Everyone knows that just a few years ago banks owned the financial sector. The only way to pay, transfer and save money was via a traditional bank. The reign of the banks was maintained principally due to the fact the industry was highly regulated and therefore an exclusive club of licence holders. As such, it was seemingly immune to the huge changes other sectors (such as the music industry) were subject to from new business models made possible by digital technology.
However, this is no longer the case. Today, the banking industry is in the midst of the most disruptive period in its history. New players and technology are proliferating every aspect of the industry, from lending and investment to payments.
A new era for banks
Regulators have been clamping down on banks, by increasing the burden of compliance, not just in terms of additional capital requirements and numerous mandates, but also through a hefty raft of punitive fines for non-adherence.
At the same time regulators have been determined to open the doors and create a more level playing field for new players. Most notably, with the new EU Payment Services Directive coming into force, banks are being forced to become more transparent and share customer data, an area previously protected.
Despite frustration from the traditional big banks, the regulators are having some success in encouraging non-banking players to drive innovation across the industry. For example, the regulatory regime has been expanded to admit e-money issuers, such as some of the mobile operators like Vodafone, payment service providers like Worldpay and a range of FIs with innovative business models like Skrill and Ukash. While the model of non-bank financial institution requires much less capital than banks to operate, the barriers to entry are still too arduous for the pace of experimentation to rival the speed of innovation in other sectors. As things stand, it is mostly well-financed start-ups that have the chance to deliver innovative financial services to challenge the offerings from established banks.

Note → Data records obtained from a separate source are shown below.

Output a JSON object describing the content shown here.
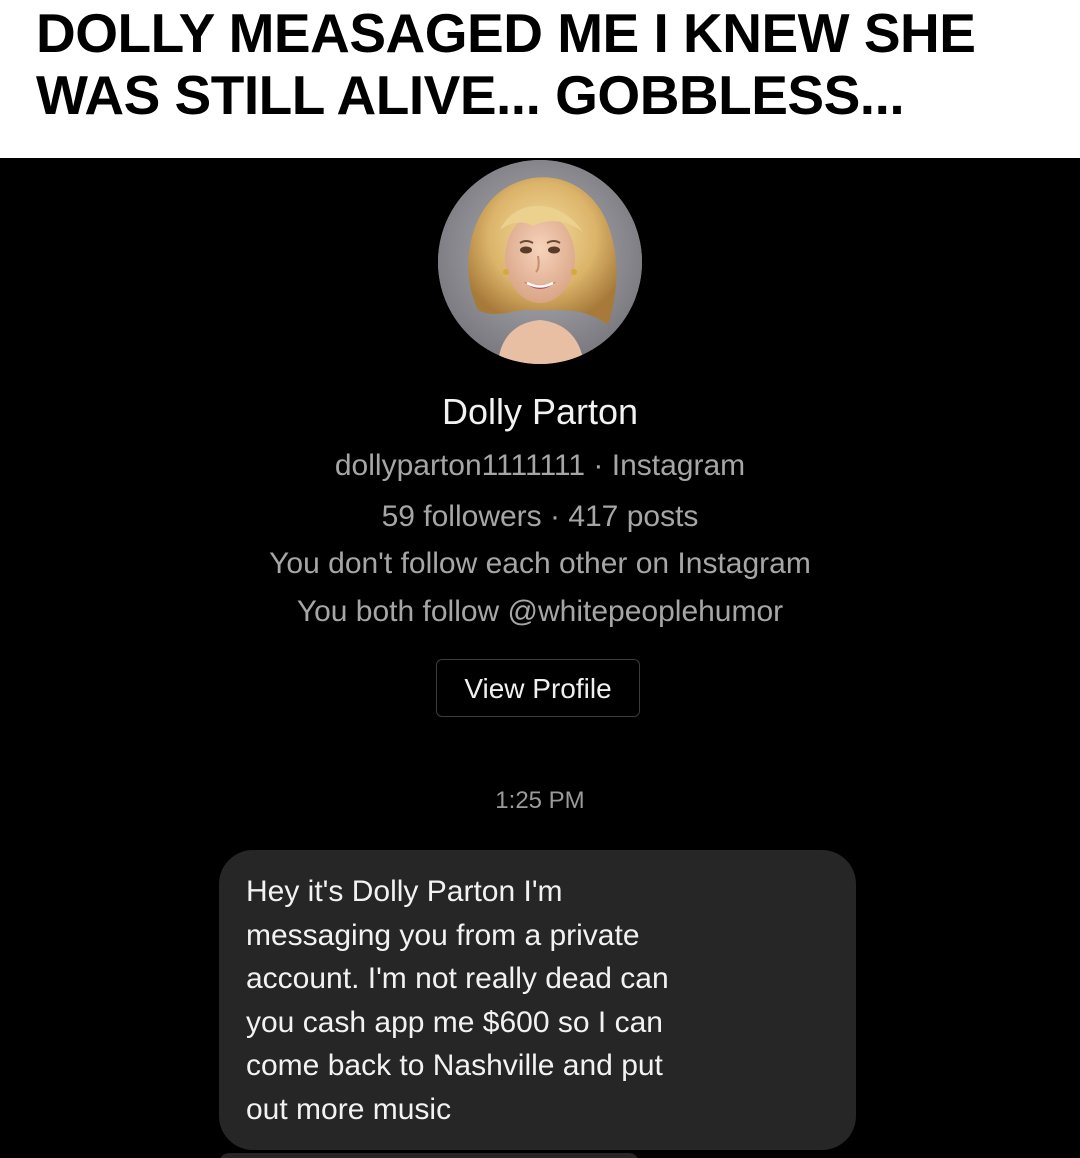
{
  "caption": {
    "text": "DOLLY MEASAGED ME I KNEW SHE\nWAS STILL ALIVE... GOBBLESS..."
  },
  "profile": {
    "name": "Dolly Parton",
    "handle_line": "dollyparton1111111 · Instagram",
    "stats_line": "59 followers · 417 posts",
    "follow_status": "You don't follow each other on Instagram",
    "mutual": "You both follow @whitepeoplehumor",
    "view_profile_label": "View Profile"
  },
  "thread": {
    "timestamp": "1:25 PM",
    "messages": [
      {
        "text": "Hey it's Dolly Parton I'm\nmessaging you from a private\naccount. I'm not really dead can\nyou cash app me $600 so I can\ncome back to Nashville and put\nout more music"
      }
    ]
  },
  "colors": {
    "background": "#000000",
    "caption_background": "#ffffff",
    "bubble": "#262626",
    "secondary_text": "#a6a6a6"
  }
}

The new unregulated players
Beyond the influence of the regulators, a grassroots approach has emerged: cryptocurrencies, such as Bitcoin, offer a radical alternative to payment innovation. Innovators in this space have in effect sidestepped regulation and have been much more nimble at developing and deploying new payment services. Bitcoin demonstrates a model of ‘permissionless’ as well as frictionless innovation for payments.
And so we have a battle of three!
Whilst new players have undeniably been encouraged into the payments ecosystem, the resulting situation is one of ground-shifting change with the banks, regulated non-bank players and the unregulated companies battling it out for supremacy. It is also increasingly balkanized and inefficient as banks retain the broad distribution networks, non-regulated payment services attract envy as well as evil, while non-bank companies look for ways to scale while staying on the right side of compliance.
Arguably, as we settle in to 2016, there is need for a more collaborative and open industry that will ultimately address and provide solutions to the many residual inefficiencies in payments, and lead to an explosion in creative payments solutions that better suit the needs of consumers and business alike.